Tatyana Smirnova, representative of the International Association of the History and Culture of the Germans in Russia spoke about the minorities and nationalities in Russia, where there are both models of territorial and cultural autonomy. “The rights of the cultural autonomies and the structural and financial support for them have been strongly reduced”, said Smirnova about the current situation. There will be more problems in the near future, that have to do with migration.
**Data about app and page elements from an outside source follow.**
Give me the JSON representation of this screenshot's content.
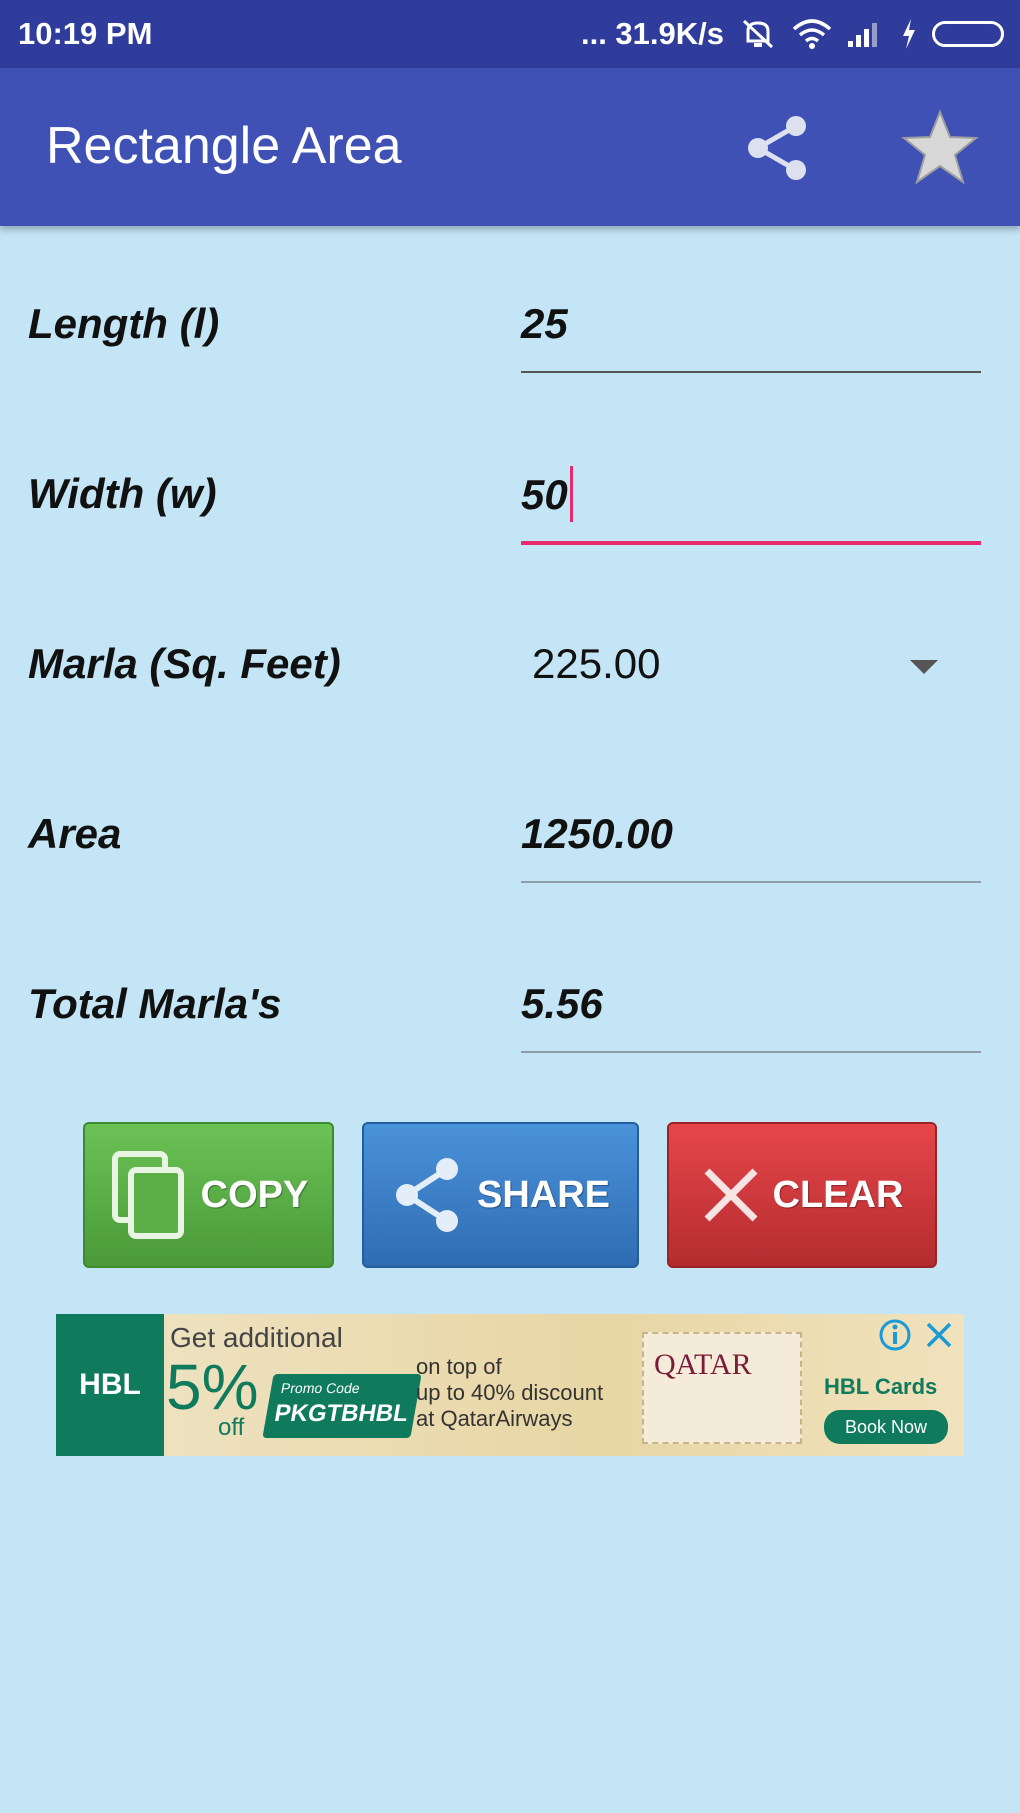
{
  "status_bar": {
    "time": "10:19 PM",
    "network_speed": "... 31.9K/s"
  },
  "app_bar": {
    "title": "Rectangle Area",
    "share_icon": "share-icon",
    "favorite_icon": "star-icon"
  },
  "form": {
    "length": {
      "label": "Length (l)",
      "value": "25"
    },
    "width": {
      "label": "Width (w)",
      "value": "50"
    },
    "marla": {
      "label": "Marla (Sq. Feet)",
      "value": "225.00"
    },
    "area": {
      "label": "Area",
      "value": "1250.00"
    },
    "total_marlas": {
      "label": "Total Marla's",
      "value": "5.56"
    }
  },
  "buttons": {
    "copy": {
      "label": "COPY",
      "color": "#5bb047"
    },
    "share": {
      "label": "SHARE",
      "color": "#3b7fc6"
    },
    "clear": {
      "label": "CLEAR",
      "color": "#d13a3d"
    }
  },
  "ad": {
    "brand": "HBL",
    "headline": "Get additional",
    "percent": "5%",
    "off": "off",
    "promo_small": "Promo Code",
    "promo_code": "PKGTBHBL",
    "line1": "on top of",
    "line2": "up to 40% discount",
    "line3": "at QatarAirways",
    "airline": "QATAR",
    "cards": "HBL Cards",
    "cta": "Book Now"
  },
  "colors": {
    "primary": "#3f51b5",
    "primary_dark": "#2f3c9c",
    "background": "#c3e5f5",
    "accent": "#ea2a6e"
  }
}
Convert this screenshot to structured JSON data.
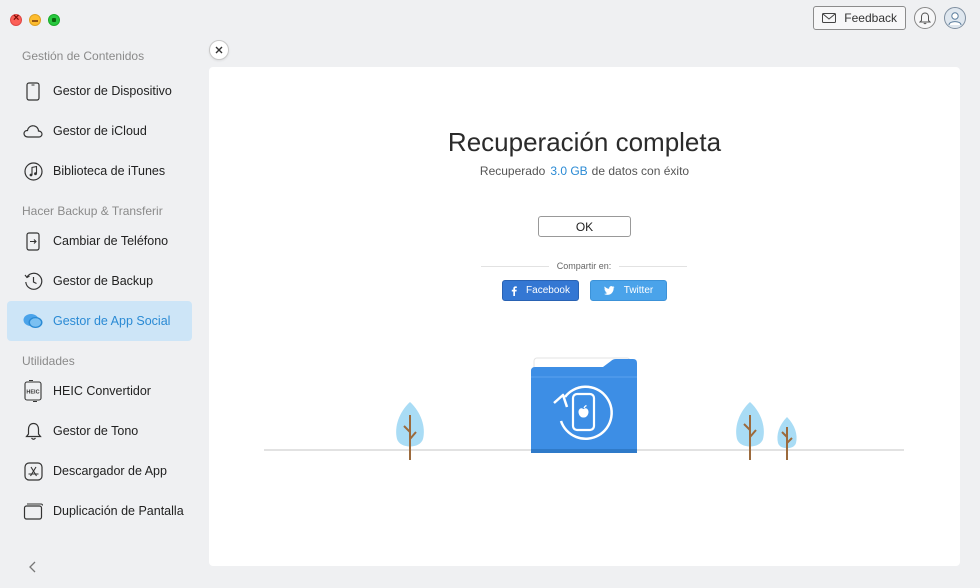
{
  "window": {
    "feedback_label": "Feedback"
  },
  "sidebar": {
    "sections": [
      {
        "title": "Gestión de Contenidos",
        "items": [
          {
            "label": "Gestor de Dispositivo",
            "icon": "phone-icon"
          },
          {
            "label": "Gestor de iCloud",
            "icon": "cloud-icon"
          },
          {
            "label": "Biblioteca de iTunes",
            "icon": "music-icon"
          }
        ]
      },
      {
        "title": "Hacer Backup & Transferir",
        "items": [
          {
            "label": "Cambiar de Teléfono",
            "icon": "phone-switch-icon"
          },
          {
            "label": "Gestor de Backup",
            "icon": "history-icon"
          },
          {
            "label": "Gestor de App Social",
            "icon": "chat-bubbles-icon",
            "active": true
          }
        ]
      },
      {
        "title": "Utilidades",
        "items": [
          {
            "label": "HEIC Convertidor",
            "icon": "heic-icon"
          },
          {
            "label": "Gestor de Tono",
            "icon": "bell-icon"
          },
          {
            "label": "Descargador de App",
            "icon": "app-store-icon"
          },
          {
            "label": "Duplicación de Pantalla",
            "icon": "screen-mirror-icon"
          }
        ]
      }
    ]
  },
  "main": {
    "title": "Recuperación completa",
    "subtitle_prefix": "Recuperado",
    "subtitle_amount": "3.0 GB",
    "subtitle_suffix": "de datos con éxito",
    "ok_label": "OK",
    "share_label": "Compartir en:",
    "facebook_label": "Facebook",
    "twitter_label": "Twitter"
  },
  "colors": {
    "accent": "#2a8ad4",
    "active_bg": "#cde5f7",
    "facebook": "#3477d3",
    "twitter": "#4aa3ea",
    "folder": "#3d8ee5"
  }
}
In Poland, on the other hand, the situation has become better after the political changes of 1990/1991, according to Norbert Rasch, Member of the Regional Parliament in Opole (Poland) and chairman of the Social-Cultural Association of the Germans in Opole-Silesia. Nevertheless there are significant goals that still have to be achieved. “We are a minority without schools – that is regrettable and not easy”, said Rasch. Although German is taught as a foreign subject in Polish schools, there are no minority schools. That is why it is important that the minority continues, and even stronger than before, to play a political role.

Despite linguistic diversity in Europe and its minorities, there are lots of things we have in common, such as the protection of language and culture, being proud of your own minority and the self-confidence to the outside world, underlined Leanne Wood, Party Leader of Plaid Cymru from Wales (Great Britain), already at the beginning of her speech. The Welsh self-confidence has grown in the past years, and for example is visible in the increasing bilingualism. Already one in every five people living in Wales speaks Welsh.
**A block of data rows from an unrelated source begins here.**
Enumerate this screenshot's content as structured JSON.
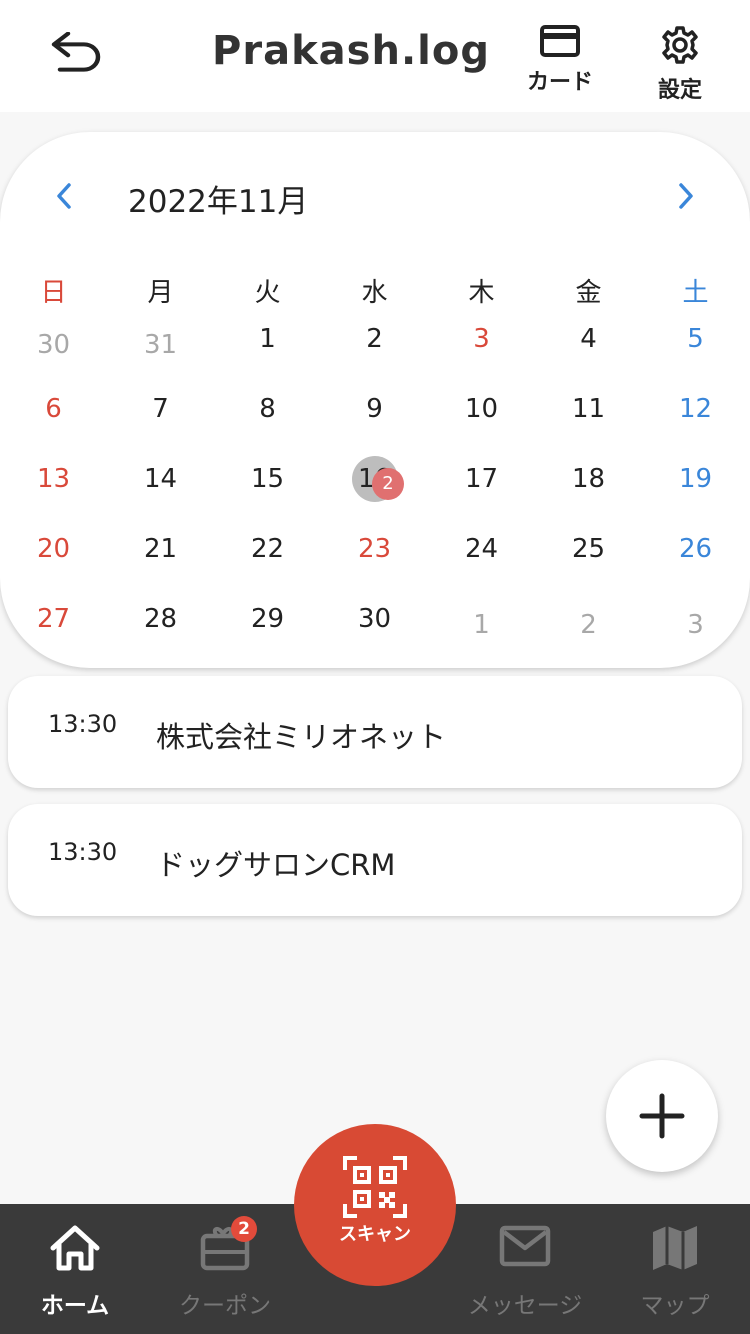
{
  "header": {
    "title": "Prakash.log",
    "card_label": "カード",
    "settings_label": "設定"
  },
  "calendar": {
    "month_label": "2022年11月",
    "weekdays": [
      "日",
      "月",
      "火",
      "水",
      "木",
      "金",
      "土"
    ],
    "weeks": [
      [
        "30",
        "31",
        "1",
        "2",
        "3",
        "4",
        "5"
      ],
      [
        "6",
        "7",
        "8",
        "9",
        "10",
        "11",
        "12"
      ],
      [
        "13",
        "14",
        "15",
        "16",
        "17",
        "18",
        "19"
      ],
      [
        "20",
        "21",
        "22",
        "23",
        "24",
        "25",
        "26"
      ],
      [
        "27",
        "28",
        "29",
        "30",
        "1",
        "2",
        "3"
      ]
    ],
    "selected_day": "16",
    "selected_event_count": "2"
  },
  "events": [
    {
      "time": "13:30",
      "title": "株式会社ミリオネット"
    },
    {
      "time": "13:30",
      "title": "ドッグサロンCRM"
    }
  ],
  "bottom_nav": {
    "home_label": "ホーム",
    "coupon_label": "クーポン",
    "coupon_badge": "2",
    "scan_label": "スキャン",
    "message_label": "メッセージ",
    "map_label": "マップ"
  },
  "colors": {
    "accent_red": "#d84a34",
    "sunday_red": "#d9493a",
    "saturday_blue": "#3a86d9",
    "nav_bg": "#3a3a3a"
  }
}
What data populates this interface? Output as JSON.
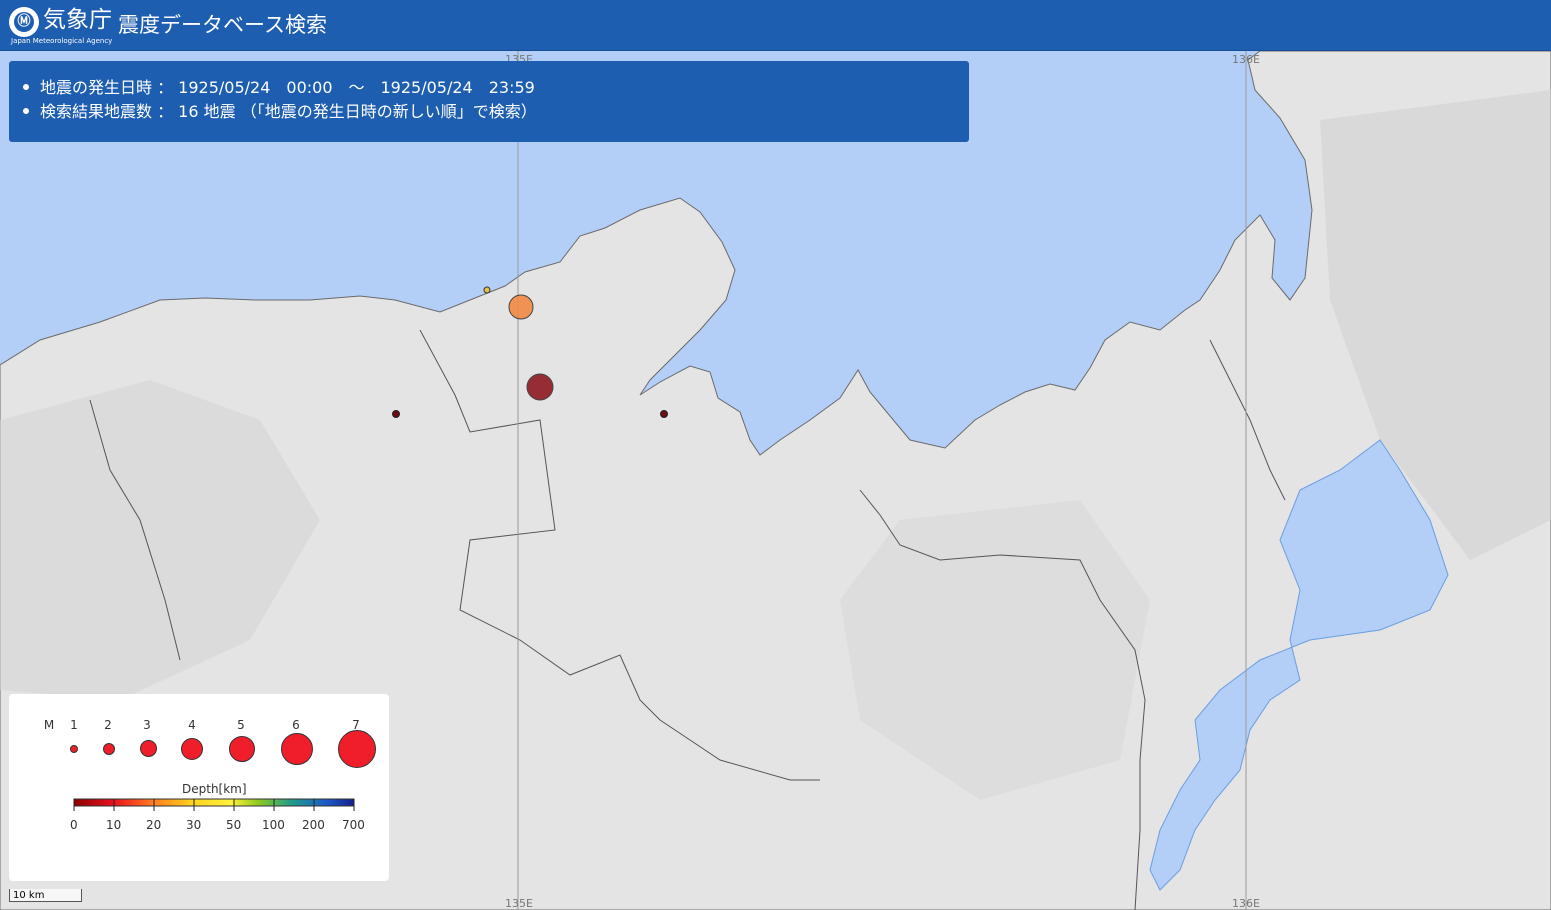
{
  "header": {
    "agency_name": "気象庁",
    "agency_name_en": "Japan Meteorological Agency",
    "logo_glyph": "Ⓜ",
    "title": "震度データベース検索"
  },
  "info": {
    "line1": "地震の発生日時 ： 1925/05/24　00:00　～　1925/05/24　23:59",
    "line2": "検索結果地震数 ： 16 地震 （「地震の発生日時の新しい順」で検索）"
  },
  "map": {
    "grid_labels": {
      "top_left": "135E",
      "top_right": "136E",
      "bottom_left": "135E",
      "bottom_right": "136E"
    },
    "scale": "10 km",
    "colors": {
      "sea": "#b3cff8",
      "land": "#e4e4e4",
      "grid": "#9a9a9a"
    },
    "epicenters": [
      {
        "magnitude_size": 6,
        "depth_color": "#8e1a22"
      },
      {
        "magnitude_size": 5,
        "depth_color": "#f28a45"
      },
      {
        "magnitude_size": 2,
        "depth_color": "#e8c04a"
      },
      {
        "magnitude_size": 1,
        "depth_color": "#6e0a12"
      },
      {
        "magnitude_size": 1,
        "depth_color": "#6e0a12"
      }
    ]
  },
  "legend": {
    "m_label": "M",
    "magnitudes": [
      "1",
      "2",
      "3",
      "4",
      "5",
      "6",
      "7"
    ],
    "depth_label": "Depth[km]",
    "depth_ticks": [
      "0",
      "10",
      "20",
      "30",
      "50",
      "100",
      "200",
      "700"
    ],
    "depth_colors": [
      "#8b0000",
      "#e8101e",
      "#ff7a20",
      "#ffd21e",
      "#fff23c",
      "#8cc81e",
      "#1e9b8c",
      "#1e5ac8",
      "#141e8c"
    ]
  }
}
Bernard Cyz spoke of the situation of the Lusatian Sorbs, who mainly live in the German states of Saxony and Brandenburg. The managing director of the Federation of Lusatian Sorbs, Domowina, belongs to a minority of 60 000 people, who rely on a protection mechanism that is guaranteed by the federal states and the Federal Republic of Germany. This is in particular the case in regard to cultural self-administration. An appeal to the politicians is still necessary in order to improve the current state of affairs. “We need the support of Europe and the state”, said Cyz at the FUEN Congress in Brixen.

In his speech, Oliver Paasch, Minister for Education, Training and Employment of the German-speaking Community in Belgium shortly entered into the diverse and troubled history of the German-speaking Belgians. “My grandfather, as an example, changed nationality four times in his life, although he never left his hometown”, said Paasch. The German-speaking Community in Belgium is the smallest federal state in the European Union, according to the Minister. Paasch explained, based on concrete examples from education policy, how a small border region can achieve excellent results based on European cooperation. “This is only possible because we are deliberately participating in networks, we are willing to cooperate in Europe and just because we work in networks we are even capable of making an advantage of our small size, with short administrative distance to our citizens and direct dialogue with them”, underlined Minister Oliver Paasch.

(Source: South Tyrolean People’s Party)